- _WORK TO BE COMPLETED_
Please state the number of lines in the entries below where the word "output" appears. Include nothing else.

- _Stored entries_
################

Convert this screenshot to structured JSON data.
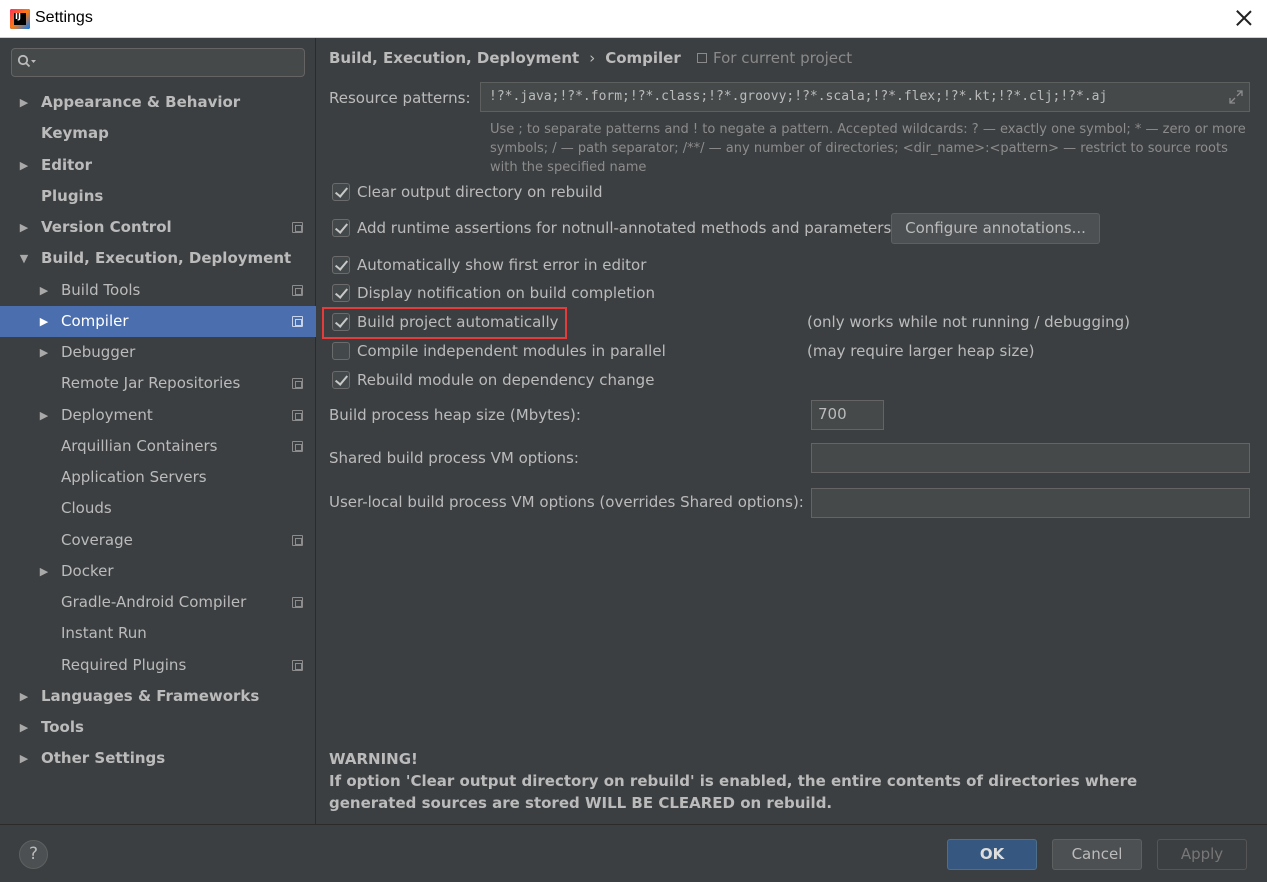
{
  "window": {
    "title": "Settings"
  },
  "sidebar": {
    "search_value": "",
    "items": [
      {
        "label": "Appearance & Behavior",
        "arrow": "▶"
      },
      {
        "label": "Keymap",
        "arrow": ""
      },
      {
        "label": "Editor",
        "arrow": "▶"
      },
      {
        "label": "Plugins",
        "arrow": ""
      },
      {
        "label": "Version Control",
        "arrow": "▶"
      },
      {
        "label": "Build, Execution, Deployment",
        "arrow": "▼"
      },
      {
        "label": "Build Tools",
        "arrow": "▶"
      },
      {
        "label": "Compiler",
        "arrow": "▶"
      },
      {
        "label": "Debugger",
        "arrow": "▶"
      },
      {
        "label": "Remote Jar Repositories",
        "arrow": ""
      },
      {
        "label": "Deployment",
        "arrow": "▶"
      },
      {
        "label": "Arquillian Containers",
        "arrow": ""
      },
      {
        "label": "Application Servers",
        "arrow": ""
      },
      {
        "label": "Clouds",
        "arrow": ""
      },
      {
        "label": "Coverage",
        "arrow": ""
      },
      {
        "label": "Docker",
        "arrow": "▶"
      },
      {
        "label": "Gradle-Android Compiler",
        "arrow": ""
      },
      {
        "label": "Instant Run",
        "arrow": ""
      },
      {
        "label": "Required Plugins",
        "arrow": ""
      },
      {
        "label": "Languages & Frameworks",
        "arrow": "▶"
      },
      {
        "label": "Tools",
        "arrow": "▶"
      },
      {
        "label": "Other Settings",
        "arrow": "▶"
      }
    ]
  },
  "main": {
    "breadcrumb": {
      "parent": "Build, Execution, Deployment",
      "separator": "›",
      "current": "Compiler"
    },
    "scope_label": "For current project",
    "resource_patterns": {
      "label": "Resource patterns:",
      "value": "!?*.java;!?*.form;!?*.class;!?*.groovy;!?*.scala;!?*.flex;!?*.kt;!?*.clj;!?*.aj",
      "hint": "Use ; to separate patterns and ! to negate a pattern. Accepted wildcards: ? — exactly one symbol; * — zero or more symbols; / — path separator; /**/ — any number of directories; <dir_name>:<pattern> — restrict to source roots with the specified name"
    },
    "options": [
      {
        "label": "Clear output directory on rebuild",
        "checked": true
      },
      {
        "label": "Add runtime assertions for notnull-annotated methods and parameters",
        "checked": true
      },
      {
        "label": "Automatically show first error in editor",
        "checked": true
      },
      {
        "label": "Display notification on build completion",
        "checked": true
      },
      {
        "label": "Build project automatically",
        "checked": true,
        "note": "(only works while not running / debugging)"
      },
      {
        "label": "Compile independent modules in parallel",
        "checked": false,
        "note": "(may require larger heap size)"
      },
      {
        "label": "Rebuild module on dependency change",
        "checked": true
      }
    ],
    "configure_annotations_label": "Configure annotations...",
    "heap_size": {
      "label": "Build process heap size (Mbytes):",
      "value": "700"
    },
    "shared_vm": {
      "label": "Shared build process VM options:",
      "value": ""
    },
    "user_vm": {
      "label": "User-local build process VM options (overrides Shared options):",
      "value": ""
    },
    "warning": {
      "title": "WARNING!",
      "text": "If option 'Clear output directory on rebuild' is enabled, the entire contents of directories where generated sources are stored WILL BE CLEARED on rebuild."
    }
  },
  "footer": {
    "help": "?",
    "ok": "OK",
    "cancel": "Cancel",
    "apply": "Apply"
  },
  "colors": {
    "background": "#3c3f41",
    "selection": "#4b6eaf",
    "highlight_border": "#e53b3b",
    "ok_button": "#365880"
  }
}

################

- _SOLVED EXERCISE_
2